Stored dataset items

========

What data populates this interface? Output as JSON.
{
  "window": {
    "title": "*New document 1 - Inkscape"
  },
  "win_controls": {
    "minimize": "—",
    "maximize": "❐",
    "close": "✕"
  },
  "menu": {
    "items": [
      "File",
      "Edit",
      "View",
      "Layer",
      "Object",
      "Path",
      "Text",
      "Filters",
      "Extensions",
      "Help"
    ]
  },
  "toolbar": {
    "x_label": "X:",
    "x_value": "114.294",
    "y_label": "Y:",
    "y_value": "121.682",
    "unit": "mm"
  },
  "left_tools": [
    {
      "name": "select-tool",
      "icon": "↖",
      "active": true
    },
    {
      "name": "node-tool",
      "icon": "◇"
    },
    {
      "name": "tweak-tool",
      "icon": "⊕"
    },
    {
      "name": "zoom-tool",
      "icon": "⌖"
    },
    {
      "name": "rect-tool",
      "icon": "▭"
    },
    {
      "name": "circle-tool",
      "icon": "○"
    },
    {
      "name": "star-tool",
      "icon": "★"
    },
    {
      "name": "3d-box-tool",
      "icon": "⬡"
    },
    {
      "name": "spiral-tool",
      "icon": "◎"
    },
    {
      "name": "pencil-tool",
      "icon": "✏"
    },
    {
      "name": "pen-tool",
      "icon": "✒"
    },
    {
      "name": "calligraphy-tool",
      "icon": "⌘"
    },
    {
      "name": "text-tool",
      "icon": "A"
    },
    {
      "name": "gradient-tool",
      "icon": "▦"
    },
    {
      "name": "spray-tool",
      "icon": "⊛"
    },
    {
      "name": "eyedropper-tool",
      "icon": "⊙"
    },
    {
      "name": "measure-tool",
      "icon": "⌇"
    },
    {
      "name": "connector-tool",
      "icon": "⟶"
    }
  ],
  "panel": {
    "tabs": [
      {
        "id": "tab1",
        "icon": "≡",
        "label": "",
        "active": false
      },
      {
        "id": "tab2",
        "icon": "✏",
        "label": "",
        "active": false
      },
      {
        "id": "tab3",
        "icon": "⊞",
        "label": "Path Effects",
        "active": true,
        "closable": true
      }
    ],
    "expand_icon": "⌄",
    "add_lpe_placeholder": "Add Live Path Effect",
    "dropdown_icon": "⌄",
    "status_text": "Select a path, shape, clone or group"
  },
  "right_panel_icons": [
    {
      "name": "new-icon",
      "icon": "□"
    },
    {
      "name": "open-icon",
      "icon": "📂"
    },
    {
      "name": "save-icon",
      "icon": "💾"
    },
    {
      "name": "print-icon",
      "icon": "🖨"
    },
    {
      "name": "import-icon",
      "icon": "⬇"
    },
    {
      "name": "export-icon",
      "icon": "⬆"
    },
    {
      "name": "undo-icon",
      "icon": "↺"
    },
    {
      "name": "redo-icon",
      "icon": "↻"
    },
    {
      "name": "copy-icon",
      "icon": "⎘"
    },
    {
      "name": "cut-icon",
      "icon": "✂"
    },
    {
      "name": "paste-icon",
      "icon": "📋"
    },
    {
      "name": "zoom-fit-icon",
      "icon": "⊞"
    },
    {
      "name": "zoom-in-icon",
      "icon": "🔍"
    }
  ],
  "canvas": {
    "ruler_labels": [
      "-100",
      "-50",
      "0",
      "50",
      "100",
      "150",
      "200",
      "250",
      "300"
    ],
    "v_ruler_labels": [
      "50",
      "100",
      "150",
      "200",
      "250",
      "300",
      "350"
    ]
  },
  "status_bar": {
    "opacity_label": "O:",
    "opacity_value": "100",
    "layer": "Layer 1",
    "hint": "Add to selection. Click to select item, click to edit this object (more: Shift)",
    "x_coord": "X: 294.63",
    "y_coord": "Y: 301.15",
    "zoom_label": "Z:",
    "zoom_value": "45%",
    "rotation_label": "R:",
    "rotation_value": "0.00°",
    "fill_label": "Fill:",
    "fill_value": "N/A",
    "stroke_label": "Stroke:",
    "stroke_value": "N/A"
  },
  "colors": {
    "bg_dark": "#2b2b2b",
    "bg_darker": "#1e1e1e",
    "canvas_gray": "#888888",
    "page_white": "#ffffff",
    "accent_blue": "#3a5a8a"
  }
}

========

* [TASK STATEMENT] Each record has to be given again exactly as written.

* [ANSWER BOX]
What data populates this interface? Output as JSON.
{
  "window": {
    "title": "*New document 1 - Inkscape"
  },
  "win_controls": {
    "minimize": "—",
    "maximize": "❐",
    "close": "✕"
  },
  "menu": {
    "items": [
      "File",
      "Edit",
      "View",
      "Layer",
      "Object",
      "Path",
      "Text",
      "Filters",
      "Extensions",
      "Help"
    ]
  },
  "toolbar": {
    "x_label": "X:",
    "x_value": "114.294",
    "y_label": "Y:",
    "y_value": "121.682",
    "unit": "mm"
  },
  "left_tools": [
    {
      "name": "select-tool",
      "icon": "↖",
      "active": true
    },
    {
      "name": "node-tool",
      "icon": "◇"
    },
    {
      "name": "tweak-tool",
      "icon": "⊕"
    },
    {
      "name": "zoom-tool",
      "icon": "⌖"
    },
    {
      "name": "rect-tool",
      "icon": "▭"
    },
    {
      "name": "circle-tool",
      "icon": "○"
    },
    {
      "name": "star-tool",
      "icon": "★"
    },
    {
      "name": "3d-box-tool",
      "icon": "⬡"
    },
    {
      "name": "spiral-tool",
      "icon": "◎"
    },
    {
      "name": "pencil-tool",
      "icon": "✏"
    },
    {
      "name": "pen-tool",
      "icon": "✒"
    },
    {
      "name": "calligraphy-tool",
      "icon": "⌘"
    },
    {
      "name": "text-tool",
      "icon": "A"
    },
    {
      "name": "gradient-tool",
      "icon": "▦"
    },
    {
      "name": "spray-tool",
      "icon": "⊛"
    },
    {
      "name": "eyedropper-tool",
      "icon": "⊙"
    },
    {
      "name": "measure-tool",
      "icon": "⌇"
    },
    {
      "name": "connector-tool",
      "icon": "⟶"
    }
  ],
  "panel": {
    "tabs": [
      {
        "id": "tab1",
        "icon": "≡",
        "label": "",
        "active": false
      },
      {
        "id": "tab2",
        "icon": "✏",
        "label": "",
        "active": false
      },
      {
        "id": "tab3",
        "icon": "⊞",
        "label": "Path Effects",
        "active": true,
        "closable": true
      }
    ],
    "expand_icon": "⌄",
    "add_lpe_placeholder": "Add Live Path Effect",
    "dropdown_icon": "⌄",
    "status_text": "Select a path, shape, clone or group"
  },
  "right_panel_icons": [
    {
      "name": "new-icon",
      "icon": "□"
    },
    {
      "name": "open-icon",
      "icon": "📂"
    },
    {
      "name": "save-icon",
      "icon": "💾"
    },
    {
      "name": "print-icon",
      "icon": "🖨"
    },
    {
      "name": "import-icon",
      "icon": "⬇"
    },
    {
      "name": "export-icon",
      "icon": "⬆"
    },
    {
      "name": "undo-icon",
      "icon": "↺"
    },
    {
      "name": "redo-icon",
      "icon": "↻"
    },
    {
      "name": "copy-icon",
      "icon": "⎘"
    },
    {
      "name": "cut-icon",
      "icon": "✂"
    },
    {
      "name": "paste-icon",
      "icon": "📋"
    },
    {
      "name": "zoom-fit-icon",
      "icon": "⊞"
    },
    {
      "name": "zoom-in-icon",
      "icon": "🔍"
    }
  ],
  "canvas": {
    "ruler_labels": [
      "-100",
      "-50",
      "0",
      "50",
      "100",
      "150",
      "200",
      "250",
      "300"
    ],
    "v_ruler_labels": [
      "50",
      "100",
      "150",
      "200",
      "250",
      "300",
      "350"
    ]
  },
  "status_bar": {
    "opacity_label": "O:",
    "opacity_value": "100",
    "layer": "Layer 1",
    "hint": "Add to selection. Click to select item, click to edit this object (more: Shift)",
    "x_coord": "X: 294.63",
    "y_coord": "Y: 301.15",
    "zoom_label": "Z:",
    "zoom_value": "45%",
    "rotation_label": "R:",
    "rotation_value": "0.00°",
    "fill_label": "Fill:",
    "fill_value": "N/A",
    "stroke_label": "Stroke:",
    "stroke_value": "N/A"
  },
  "colors": {
    "bg_dark": "#2b2b2b",
    "bg_darker": "#1e1e1e",
    "canvas_gray": "#888888",
    "page_white": "#ffffff",
    "accent_blue": "#3a5a8a"
  }
}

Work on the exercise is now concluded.